The King of Fighters 2003 is the more experimental game, though maybe that's a generous way of putting it. Still, it's the first King of Fighters game to introduce a fundamentally different play mechanic: a three-on-three tag-team system in which you can switch between your different fighters on the fly. This results in some especially fast-paced battles that play out like one big, hectic round of combat instead of like the typical five-round match you got in earlier King of Fighters games. At any rate, the tag-team mechanic is novel, at least in the context of this series. But the trade-off is that King of Fighters 2003 has a noticeably smaller roster of characters than 2002, and for some reason, the action itself feels a bit hollower. So maybe "experimental" is the right way to describe it after all. The King of Fighters 2003 can be a fun fighting game, and it's nice to know that the NeoGeo (and your Xbox, in turn) is capable of pulling off these kinds of multicharacter battles amid some modestly detailed pseudo-3D backdrops. But chances are you'll want to play more 2002 after a stretch of playing 2003. Again, though, it's 2003 that plays better online.
Getting both games in a single package is definitely a treat, since being able to freely switch from one to the other somehow enriches the experience of playing each in turn. That's good, because when considered individually, these are some really bare-bones games, at least by today's standards. They've got plenty of content where it counts, since each game packs plenty of different fighters for you to mess around with. But don't expect much in the way of fancy presentation. These look and sound like old arcade games. At least King of Fighters 2003 offers a CD-quality soundtrack in addition to the original arcade tunes, though for whatever reason, 2002 does not. Both games feature plenty of speech from all the different characters, as well as some pretty good sound effects, but the synthesized music in 2002 mostly just drones on painfully in the background. Yet even though these games don't seem like much to look at or listen to, they definitely have their charm. Most of the characters are lovingly animated and are really fun to watch, as long as you can get past the fact that these games are running on some decidedly old-fashioned technology.

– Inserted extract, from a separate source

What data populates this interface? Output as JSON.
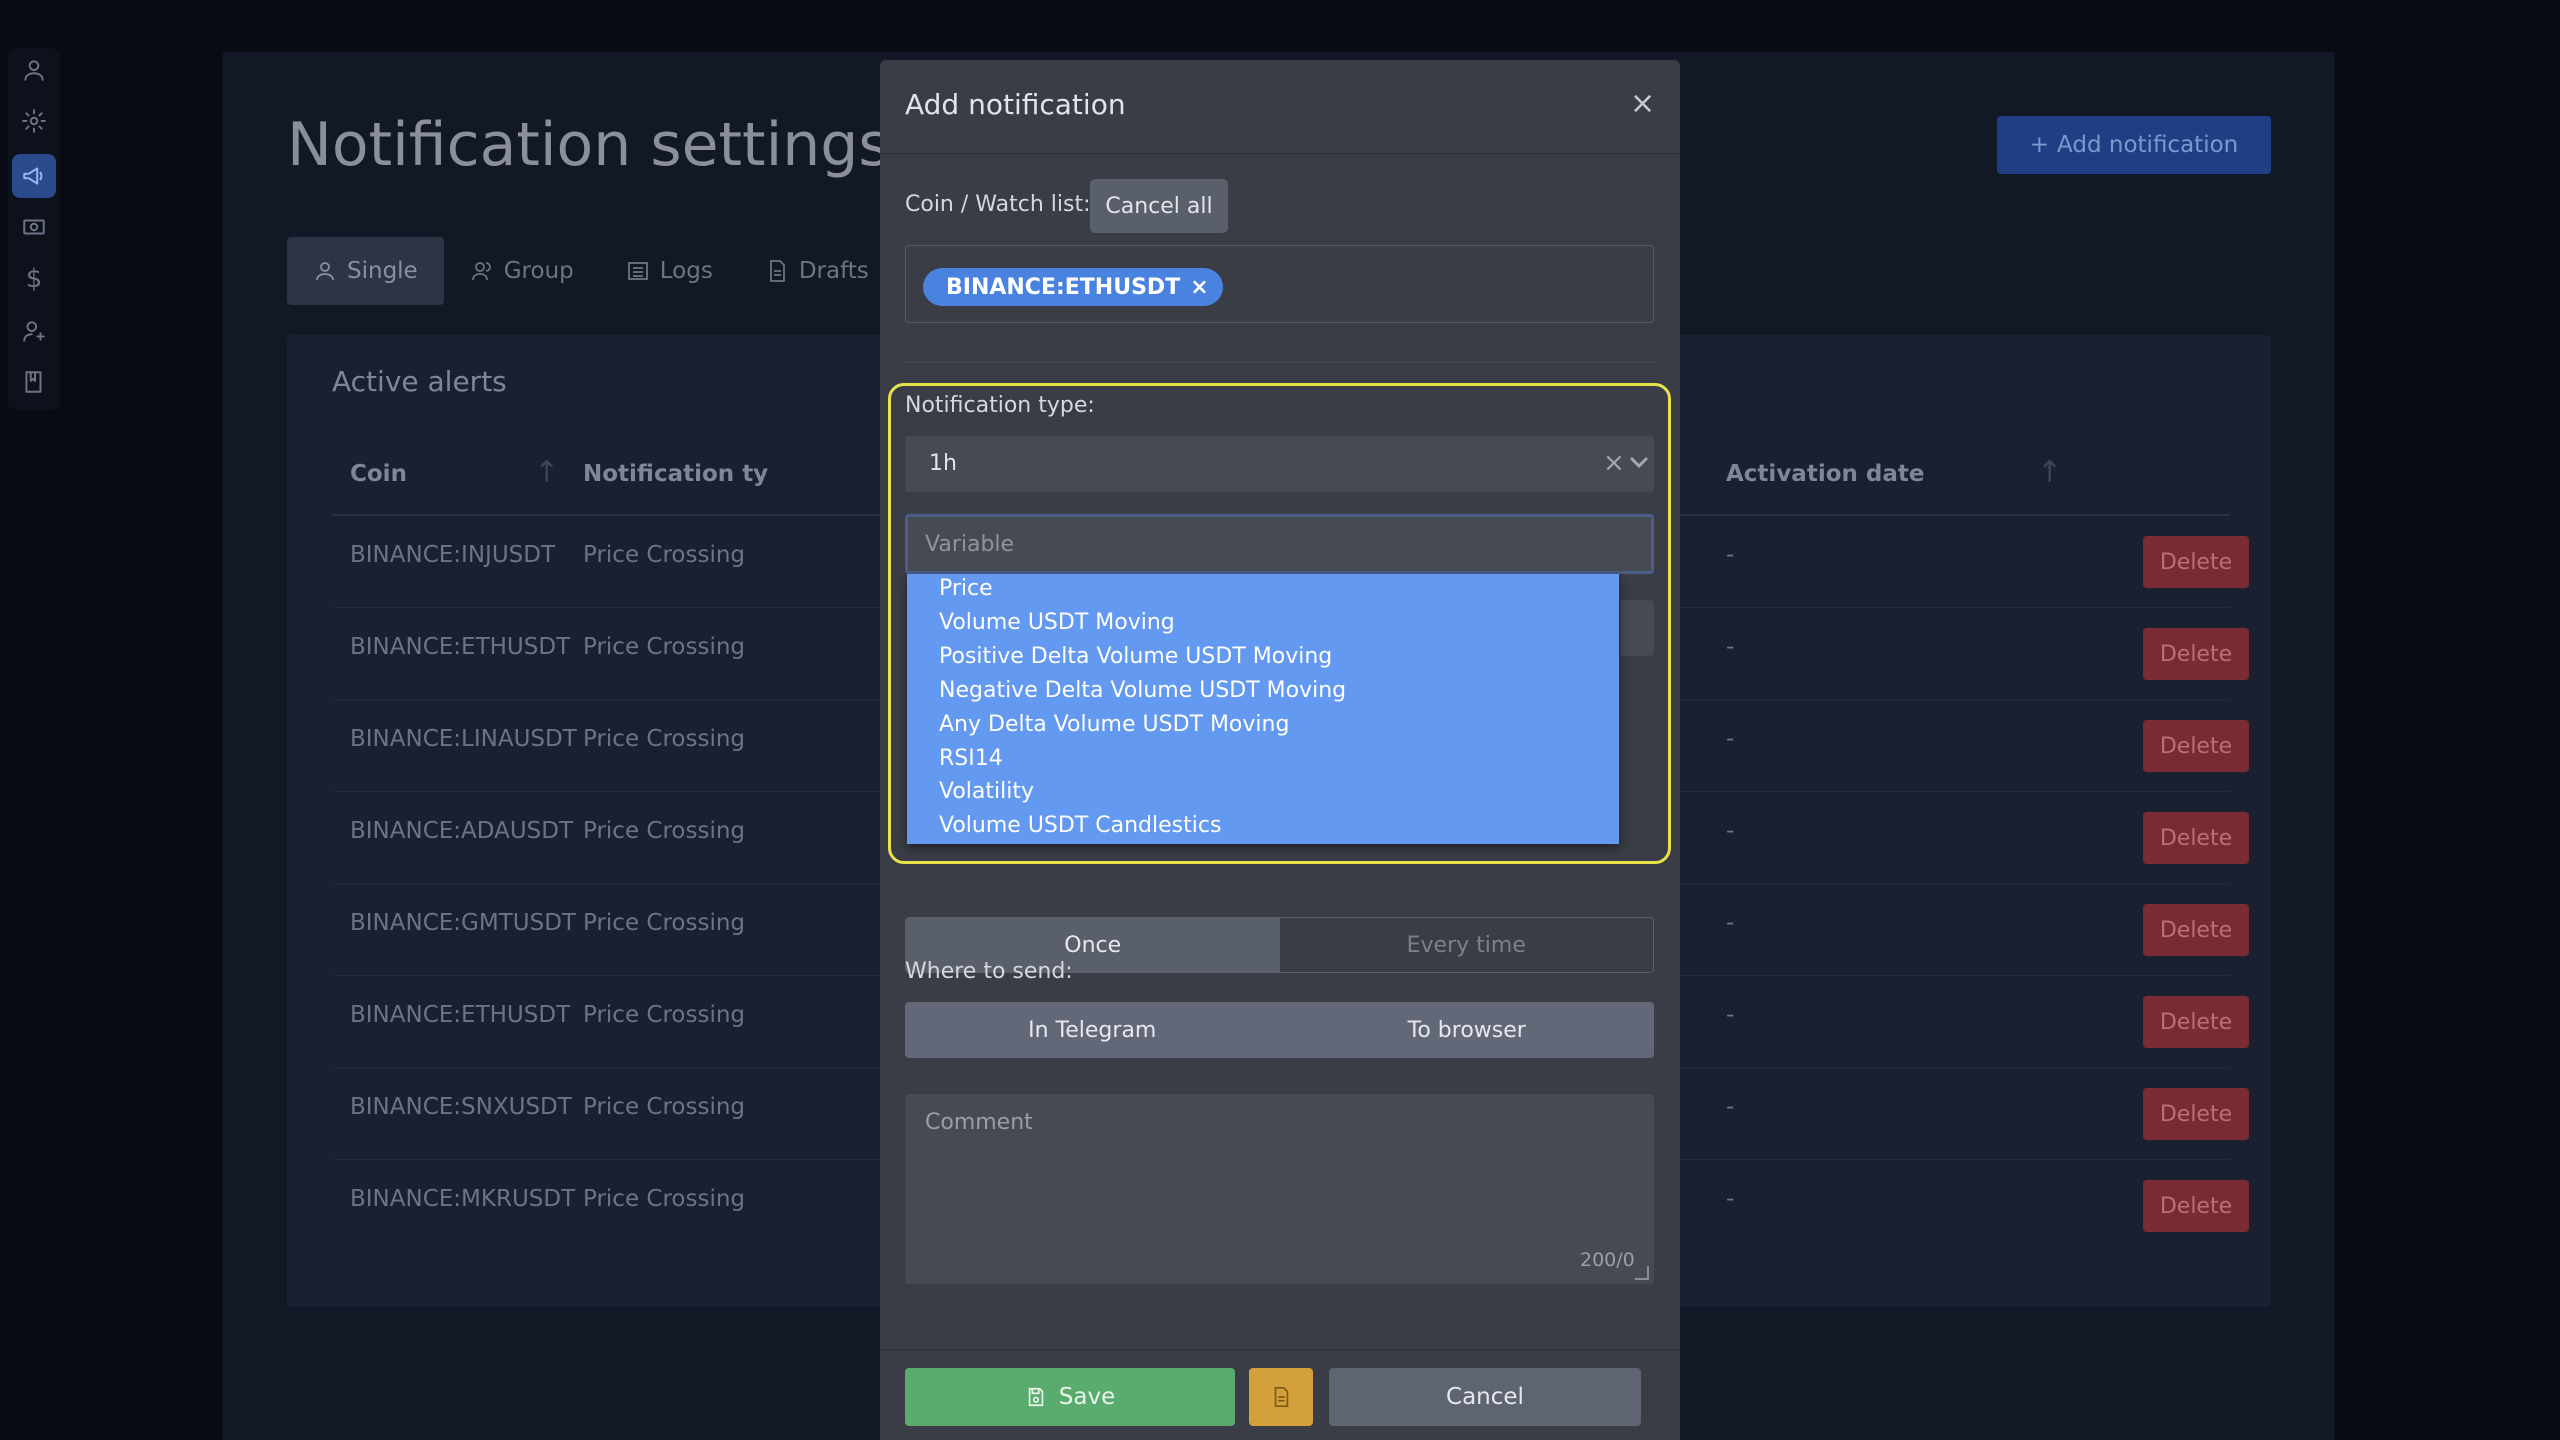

It's hard to get too bent out of shape about the weak points of this package, considering all that you do get in The King of Fighters 02/03. This isn't exactly the product that's going to make a fighting game fan out of anybody who wouldn't already fit that description. But if you've ever enjoyed the King of Fighters series over the years--or any of SNK's other great fighting games, for that matter--then you might as well spring for The King of Fighters 02/03. These games may be about as homely as anything on the market right now, but NeoGeo fans kept buying them, and others like them, for hundreds of dollars a pop year after year for very good reason.